**Exercise details**
Every line of the entries below that carries the string "after" should be copied.

+++

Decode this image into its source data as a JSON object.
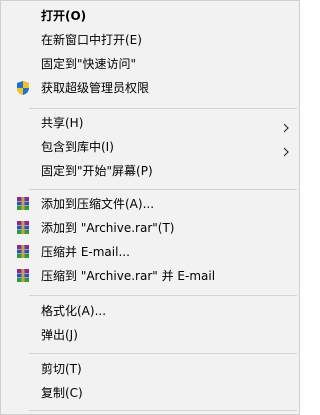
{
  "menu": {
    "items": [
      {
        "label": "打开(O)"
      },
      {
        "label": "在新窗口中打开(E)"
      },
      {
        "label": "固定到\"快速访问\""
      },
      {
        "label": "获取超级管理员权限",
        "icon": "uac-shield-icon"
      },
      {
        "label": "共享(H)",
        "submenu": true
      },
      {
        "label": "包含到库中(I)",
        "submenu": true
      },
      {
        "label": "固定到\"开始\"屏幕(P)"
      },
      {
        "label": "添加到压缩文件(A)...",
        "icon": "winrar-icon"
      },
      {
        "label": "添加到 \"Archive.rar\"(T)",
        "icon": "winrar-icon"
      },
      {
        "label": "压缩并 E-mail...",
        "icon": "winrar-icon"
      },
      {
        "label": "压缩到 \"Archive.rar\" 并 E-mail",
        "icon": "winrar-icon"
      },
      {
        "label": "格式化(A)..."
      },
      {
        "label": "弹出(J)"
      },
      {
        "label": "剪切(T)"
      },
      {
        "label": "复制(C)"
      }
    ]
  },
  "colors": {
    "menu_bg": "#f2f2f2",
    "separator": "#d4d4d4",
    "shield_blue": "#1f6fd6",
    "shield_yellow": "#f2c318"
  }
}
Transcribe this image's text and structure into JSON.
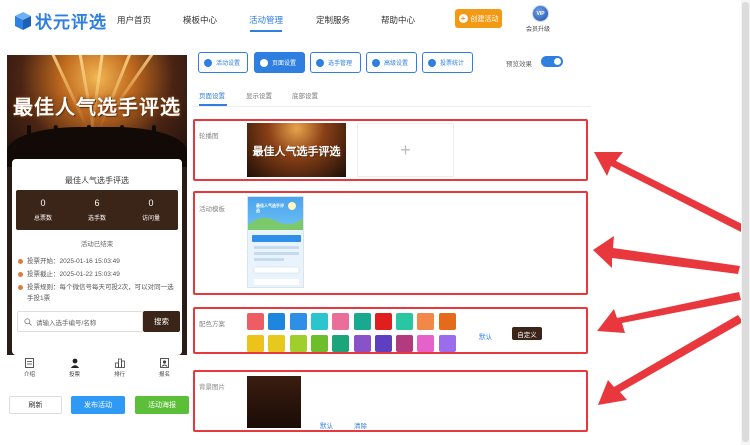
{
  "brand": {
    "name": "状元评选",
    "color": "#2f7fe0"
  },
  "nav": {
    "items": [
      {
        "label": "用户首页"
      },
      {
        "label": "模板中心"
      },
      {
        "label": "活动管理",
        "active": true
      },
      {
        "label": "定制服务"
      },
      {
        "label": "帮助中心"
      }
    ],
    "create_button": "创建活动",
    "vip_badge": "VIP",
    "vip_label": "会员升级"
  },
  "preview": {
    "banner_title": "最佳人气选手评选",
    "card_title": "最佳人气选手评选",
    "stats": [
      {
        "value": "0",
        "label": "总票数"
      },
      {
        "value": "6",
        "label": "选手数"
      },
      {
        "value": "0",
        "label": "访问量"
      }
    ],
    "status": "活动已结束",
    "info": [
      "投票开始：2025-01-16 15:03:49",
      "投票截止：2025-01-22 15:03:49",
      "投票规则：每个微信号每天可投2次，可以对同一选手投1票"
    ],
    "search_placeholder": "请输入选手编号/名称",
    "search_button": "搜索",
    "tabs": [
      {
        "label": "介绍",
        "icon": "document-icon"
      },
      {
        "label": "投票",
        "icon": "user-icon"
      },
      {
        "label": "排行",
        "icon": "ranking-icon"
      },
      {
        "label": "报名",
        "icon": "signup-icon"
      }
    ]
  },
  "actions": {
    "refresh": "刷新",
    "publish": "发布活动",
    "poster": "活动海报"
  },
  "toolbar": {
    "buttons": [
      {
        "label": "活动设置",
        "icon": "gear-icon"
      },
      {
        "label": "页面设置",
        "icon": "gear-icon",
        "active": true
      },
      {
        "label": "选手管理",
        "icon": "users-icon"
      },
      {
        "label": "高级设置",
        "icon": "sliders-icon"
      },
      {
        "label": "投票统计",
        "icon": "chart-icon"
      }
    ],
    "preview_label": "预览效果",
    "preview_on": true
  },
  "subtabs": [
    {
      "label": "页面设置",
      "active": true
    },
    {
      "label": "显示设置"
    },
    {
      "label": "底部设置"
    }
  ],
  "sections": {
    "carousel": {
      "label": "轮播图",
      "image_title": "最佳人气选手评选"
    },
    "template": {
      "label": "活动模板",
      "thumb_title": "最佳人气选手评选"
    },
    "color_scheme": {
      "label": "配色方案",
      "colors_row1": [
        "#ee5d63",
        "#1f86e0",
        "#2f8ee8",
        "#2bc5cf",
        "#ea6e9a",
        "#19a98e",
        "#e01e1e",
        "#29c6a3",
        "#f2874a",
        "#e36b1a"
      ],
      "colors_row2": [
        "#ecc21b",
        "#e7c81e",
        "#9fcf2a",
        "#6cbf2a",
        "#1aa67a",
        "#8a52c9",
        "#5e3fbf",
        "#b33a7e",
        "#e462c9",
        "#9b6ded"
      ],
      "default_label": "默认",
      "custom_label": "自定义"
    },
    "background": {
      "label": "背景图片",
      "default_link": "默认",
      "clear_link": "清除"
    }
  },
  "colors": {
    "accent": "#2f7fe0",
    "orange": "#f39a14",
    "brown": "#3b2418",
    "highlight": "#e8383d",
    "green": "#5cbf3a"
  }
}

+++

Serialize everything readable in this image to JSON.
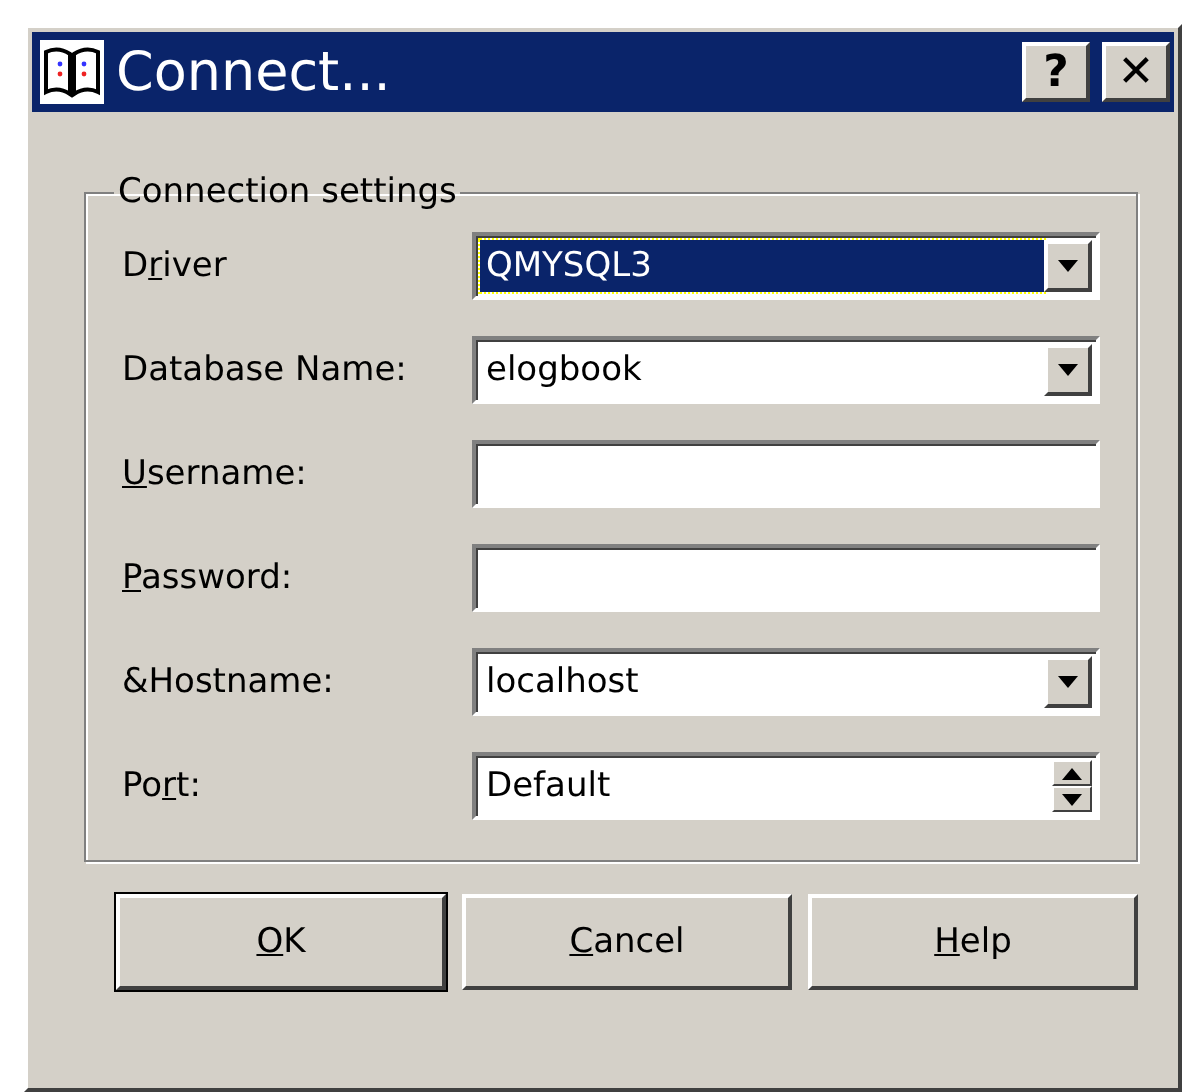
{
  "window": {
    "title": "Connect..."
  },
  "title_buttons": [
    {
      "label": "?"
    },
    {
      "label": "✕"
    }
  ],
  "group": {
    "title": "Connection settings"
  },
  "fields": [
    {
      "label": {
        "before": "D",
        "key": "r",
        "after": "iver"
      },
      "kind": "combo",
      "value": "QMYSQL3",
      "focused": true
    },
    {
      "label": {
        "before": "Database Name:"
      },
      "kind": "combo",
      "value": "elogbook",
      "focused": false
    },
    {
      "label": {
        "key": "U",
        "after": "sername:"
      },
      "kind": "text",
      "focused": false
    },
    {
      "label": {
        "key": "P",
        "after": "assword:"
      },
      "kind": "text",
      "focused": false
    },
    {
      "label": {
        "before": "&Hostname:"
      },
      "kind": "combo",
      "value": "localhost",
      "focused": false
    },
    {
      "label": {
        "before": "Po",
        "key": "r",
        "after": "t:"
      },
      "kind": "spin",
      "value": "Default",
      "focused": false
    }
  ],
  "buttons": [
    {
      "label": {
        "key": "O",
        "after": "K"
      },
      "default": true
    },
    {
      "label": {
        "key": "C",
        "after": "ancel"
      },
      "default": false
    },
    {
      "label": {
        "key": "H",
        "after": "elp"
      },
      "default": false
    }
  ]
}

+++

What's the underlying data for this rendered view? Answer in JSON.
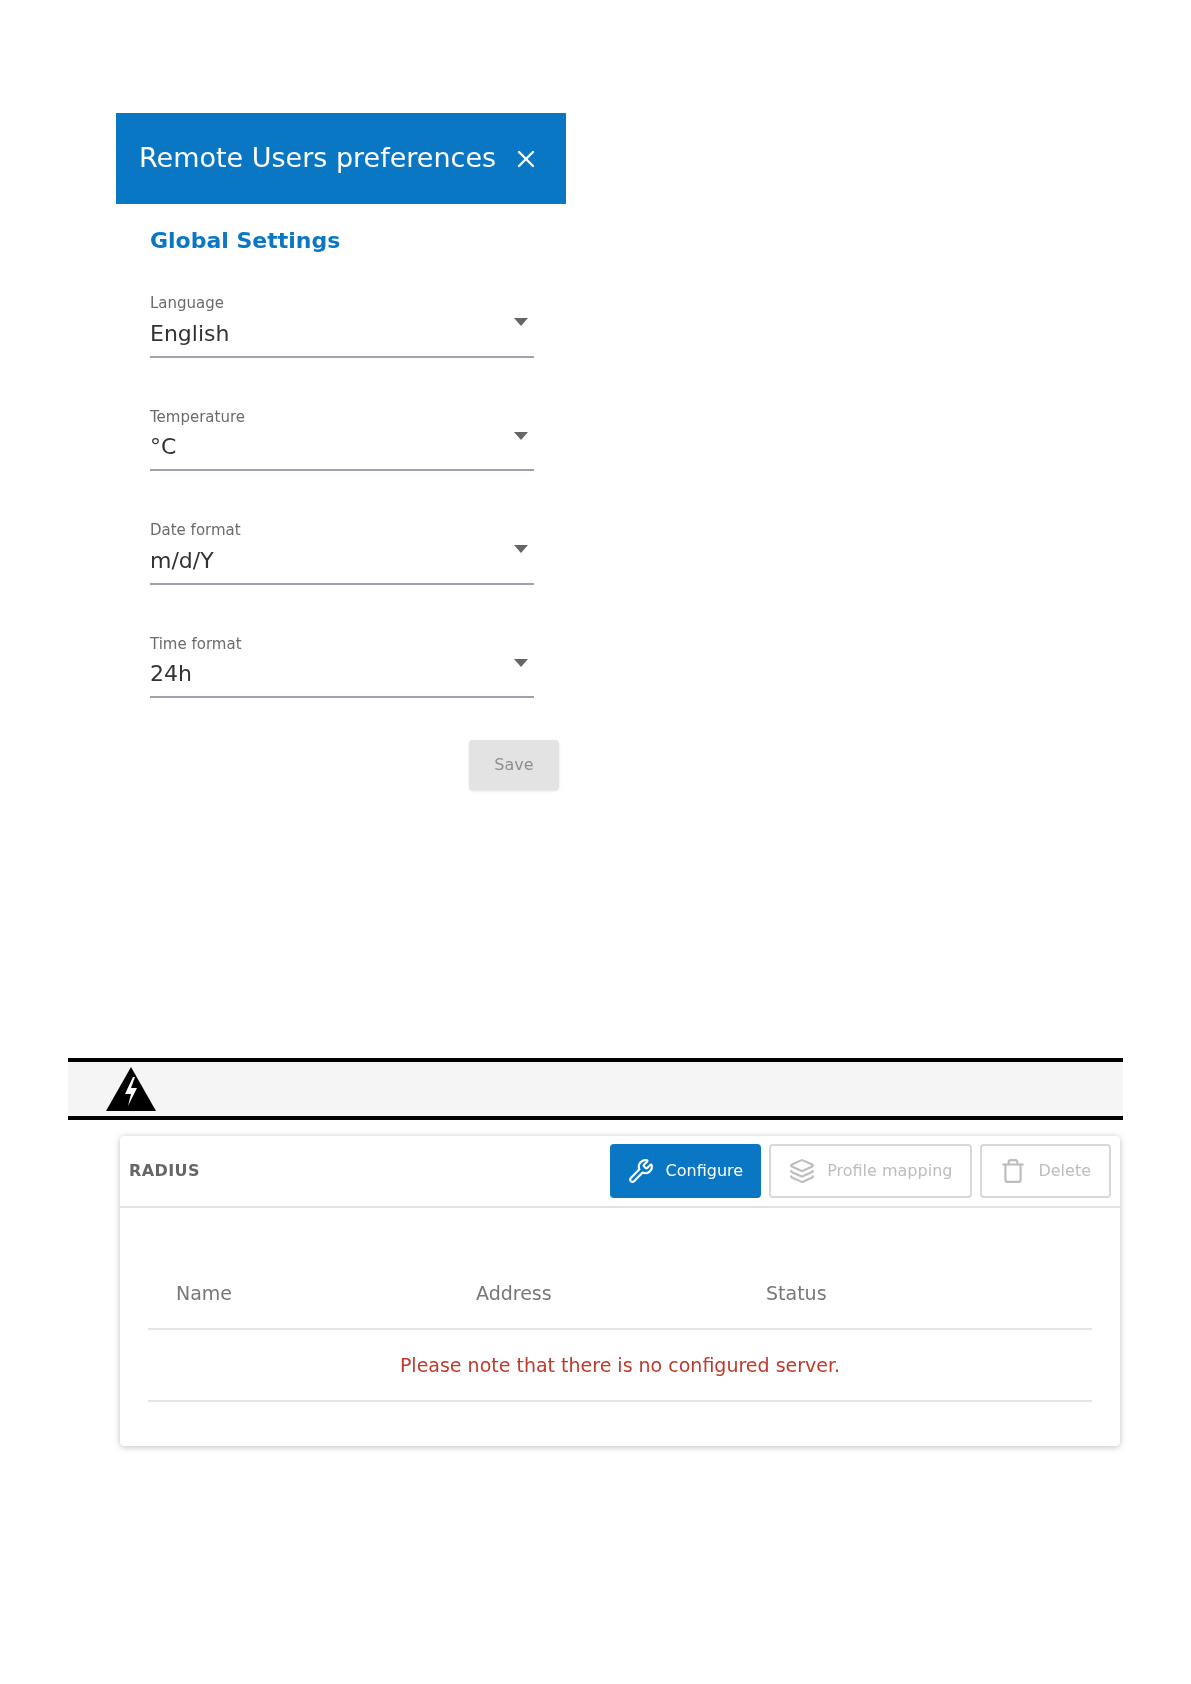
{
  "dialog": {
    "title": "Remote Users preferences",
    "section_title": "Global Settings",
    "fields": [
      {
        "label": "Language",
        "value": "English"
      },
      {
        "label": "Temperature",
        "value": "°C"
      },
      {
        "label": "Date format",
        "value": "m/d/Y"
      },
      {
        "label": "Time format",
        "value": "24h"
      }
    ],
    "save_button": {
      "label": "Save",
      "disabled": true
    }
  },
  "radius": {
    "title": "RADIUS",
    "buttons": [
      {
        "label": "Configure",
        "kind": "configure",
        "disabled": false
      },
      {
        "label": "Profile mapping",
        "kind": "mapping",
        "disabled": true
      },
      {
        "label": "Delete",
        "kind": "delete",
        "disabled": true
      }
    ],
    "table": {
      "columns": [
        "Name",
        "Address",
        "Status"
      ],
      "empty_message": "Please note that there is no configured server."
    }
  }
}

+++

**Task solution**
        "after": "iver"
        "after": "sername:"
        "after": "assword:"
        "after": "t:"
        "after": "K"
        "after": "ancel"
        "after": "elp"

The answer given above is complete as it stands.